CUNY Law School faculty adopted a BDS resolution on May 11 that had been originally introduced and passed by the student government in December. The resolution officially endorses BDS, and calls on the institution to divest from Israel, end all Israeli student exchanges, and cut ties with any groups that “repress Palestinian organizing.”
“CUNY’s persistent and longstanding practice of ignoring antisemitism has enabled it to foment the horrifying Jew-hate that we are all seeing now across its campuses,” said SAFE CUNY.
On May 27, the New York Post reported that New York City Councilwoman Inna Vernikov pulled $50,000 in funding for the CUNY Law School over the faculty’s support of a Boycott, Sanction and Divestment (BDS) movement resolution.
“I have pulled funding from the program and redirected it to Legal Services NYC,” Vernikov, who is a Ukrainian-born Jew, told the NY Post. “It seems as if antisemitism is the only politically acceptable form of racism which exists. We must stop handing out free passes to antisemites like candy.”
Other controversies at CUNY included having Nerdeen Kiswani, the founder of the anti-Israel group Within Our Lifetime (WOL), give the CUNY Law graduation commencement speech on May 12.
Kiswani has been under scrutiny in the past for threatening to light a person’s IDF sweatshirt on fire, as well as several controversial statements.
Gunz, a former classmate of Kiswani’s at CUNY Law, has said that Kiswani has been criticized “because she interrupts Holocaust memorial ceremonies and says that she hopes the last thing Zionists hear in their life is ‘pop pop.'”
In 2017, CUNY invited Linda Sarsour to deliver a commencement address to the school of public health despite nearly 9,000 petition signatures imploring the university not to honor Sarsour’s long history of antisemitic comments. Sarsour has sympathized with terror against Israeli Jews, is a supporter of Louis Farrakhan, and has stated that “Israel was built on the idea that Jews are supreme to everybody else.”
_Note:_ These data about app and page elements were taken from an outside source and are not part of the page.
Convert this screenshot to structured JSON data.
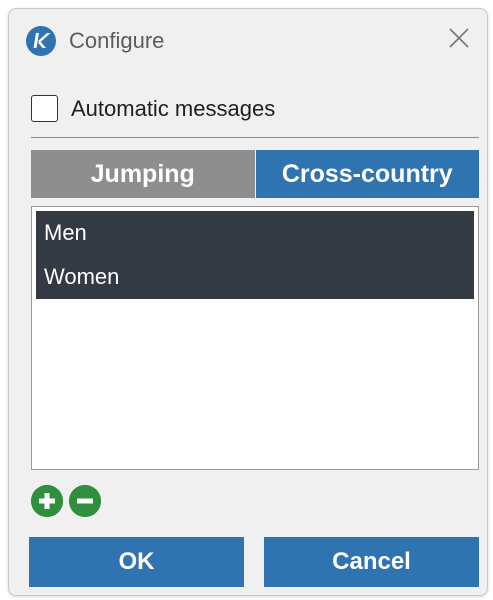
{
  "window": {
    "title": "Configure",
    "icon": "k-logo-icon",
    "close_icon": "close-icon"
  },
  "options": {
    "automatic_messages_label": "Automatic messages",
    "automatic_messages_checked": false
  },
  "tabs": [
    {
      "label": "Jumping",
      "active": false
    },
    {
      "label": "Cross-country",
      "active": true
    }
  ],
  "list": {
    "items": [
      {
        "label": "Men",
        "selected": true
      },
      {
        "label": "Women",
        "selected": true
      }
    ]
  },
  "list_actions": {
    "add_icon": "plus-circle-icon",
    "remove_icon": "minus-circle-icon"
  },
  "buttons": {
    "ok_label": "OK",
    "cancel_label": "Cancel"
  },
  "colors": {
    "accent": "#2f73b0",
    "inactive_tab": "#8e8e8e",
    "selection": "#343a43",
    "action_green": "#2f8f3c"
  }
}
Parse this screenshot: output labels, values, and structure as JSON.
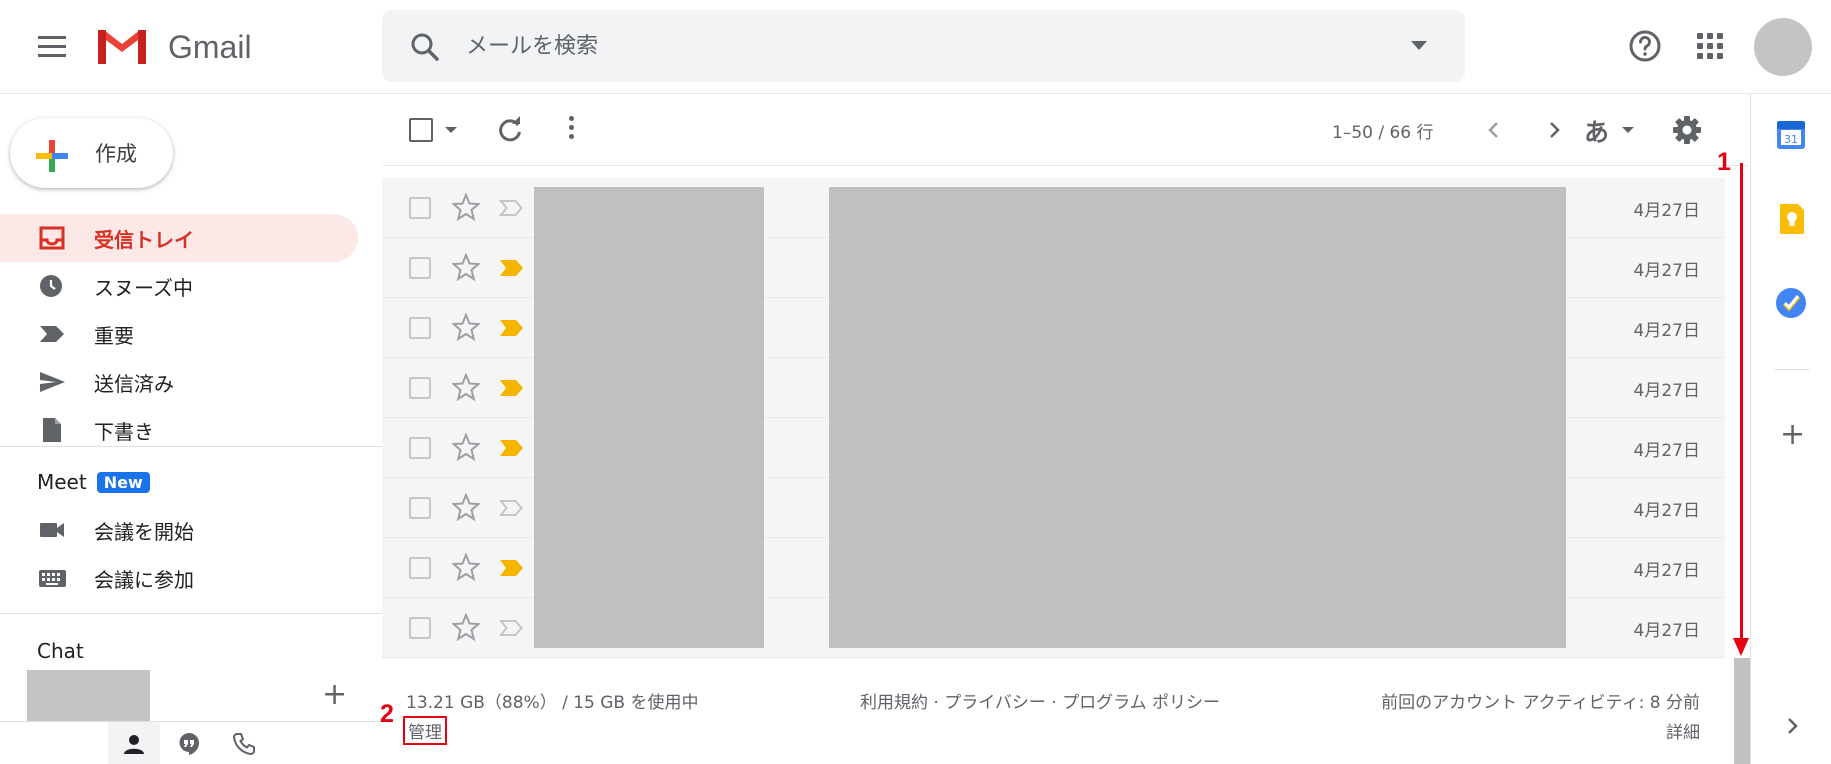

In October 2022, CUNY announced a series of measures to combat antisemitism on its campuses, including a partnership with Hillel, an online portal to report discrimination, and $750,000 for programming to combat hate.
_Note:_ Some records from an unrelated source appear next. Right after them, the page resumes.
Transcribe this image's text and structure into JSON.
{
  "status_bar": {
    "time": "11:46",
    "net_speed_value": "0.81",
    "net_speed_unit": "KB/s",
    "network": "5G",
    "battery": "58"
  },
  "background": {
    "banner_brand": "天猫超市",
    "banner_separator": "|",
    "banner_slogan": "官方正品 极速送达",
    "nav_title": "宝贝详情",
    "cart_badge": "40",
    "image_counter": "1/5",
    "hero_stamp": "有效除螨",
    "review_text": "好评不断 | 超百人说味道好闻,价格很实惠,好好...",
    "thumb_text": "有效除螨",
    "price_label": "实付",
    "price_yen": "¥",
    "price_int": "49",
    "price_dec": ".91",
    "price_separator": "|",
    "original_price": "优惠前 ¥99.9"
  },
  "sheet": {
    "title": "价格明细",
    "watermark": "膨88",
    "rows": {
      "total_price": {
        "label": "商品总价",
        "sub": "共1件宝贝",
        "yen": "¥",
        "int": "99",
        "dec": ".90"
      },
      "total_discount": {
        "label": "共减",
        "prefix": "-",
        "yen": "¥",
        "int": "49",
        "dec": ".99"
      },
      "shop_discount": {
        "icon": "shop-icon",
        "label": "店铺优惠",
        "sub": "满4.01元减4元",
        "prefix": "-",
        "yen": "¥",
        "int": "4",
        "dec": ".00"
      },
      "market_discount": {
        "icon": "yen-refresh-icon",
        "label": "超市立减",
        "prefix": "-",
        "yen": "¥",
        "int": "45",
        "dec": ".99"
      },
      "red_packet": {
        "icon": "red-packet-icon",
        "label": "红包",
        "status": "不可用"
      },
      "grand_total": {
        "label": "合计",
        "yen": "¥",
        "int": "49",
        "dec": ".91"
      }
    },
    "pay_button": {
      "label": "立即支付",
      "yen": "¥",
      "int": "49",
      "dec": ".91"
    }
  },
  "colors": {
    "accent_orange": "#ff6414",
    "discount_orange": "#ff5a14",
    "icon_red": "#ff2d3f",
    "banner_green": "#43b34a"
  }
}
“We have remained vigilant and unequivocal in our intolerance of antisemitism, yet we know more needs to be done globally and locally to combat antisemitism and bigotry in all forms,” said CUNY Chancellor Félix V. Matos Rodríguez, who has not released a statement on the new report.
Lax called on CUNY to formally adopt the widely accepted International Holocaust Remembrance Alliance (IHRA) Definition of Antisemitism, which has been embraced by over 1,000 entities, including the UN SecretaryGeneral and more than 30 US states.
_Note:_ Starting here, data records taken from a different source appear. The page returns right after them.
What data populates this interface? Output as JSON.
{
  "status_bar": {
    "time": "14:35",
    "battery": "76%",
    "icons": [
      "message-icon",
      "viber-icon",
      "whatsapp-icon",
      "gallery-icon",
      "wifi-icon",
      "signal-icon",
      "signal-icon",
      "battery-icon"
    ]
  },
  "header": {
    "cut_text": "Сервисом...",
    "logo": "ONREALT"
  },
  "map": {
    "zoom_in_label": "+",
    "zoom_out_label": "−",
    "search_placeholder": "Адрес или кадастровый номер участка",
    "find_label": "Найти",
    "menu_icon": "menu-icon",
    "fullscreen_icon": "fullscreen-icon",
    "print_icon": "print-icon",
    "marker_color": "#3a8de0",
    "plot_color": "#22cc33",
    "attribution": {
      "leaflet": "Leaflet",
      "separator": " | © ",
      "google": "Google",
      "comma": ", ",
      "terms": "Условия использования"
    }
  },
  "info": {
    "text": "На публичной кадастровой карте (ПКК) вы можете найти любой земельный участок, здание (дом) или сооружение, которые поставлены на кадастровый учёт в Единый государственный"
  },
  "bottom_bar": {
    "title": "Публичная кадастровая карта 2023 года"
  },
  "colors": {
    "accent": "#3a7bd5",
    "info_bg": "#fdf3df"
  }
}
“As a first step in protecting Jewish students, staff, and faculty members, S.AFA CUNY urges CUNY and the PSC-CUNY faculty union to formally adopt the widely accepted International Holocaust Remembrance Alliance (IHRA) Definition of Antisemitism as the university’s and the union’s Equal Employment Opportunity (EEO) definition of antisemitism, and to incorporate the definition within CUNY’s discrimination policies and procedures,” he told the Post.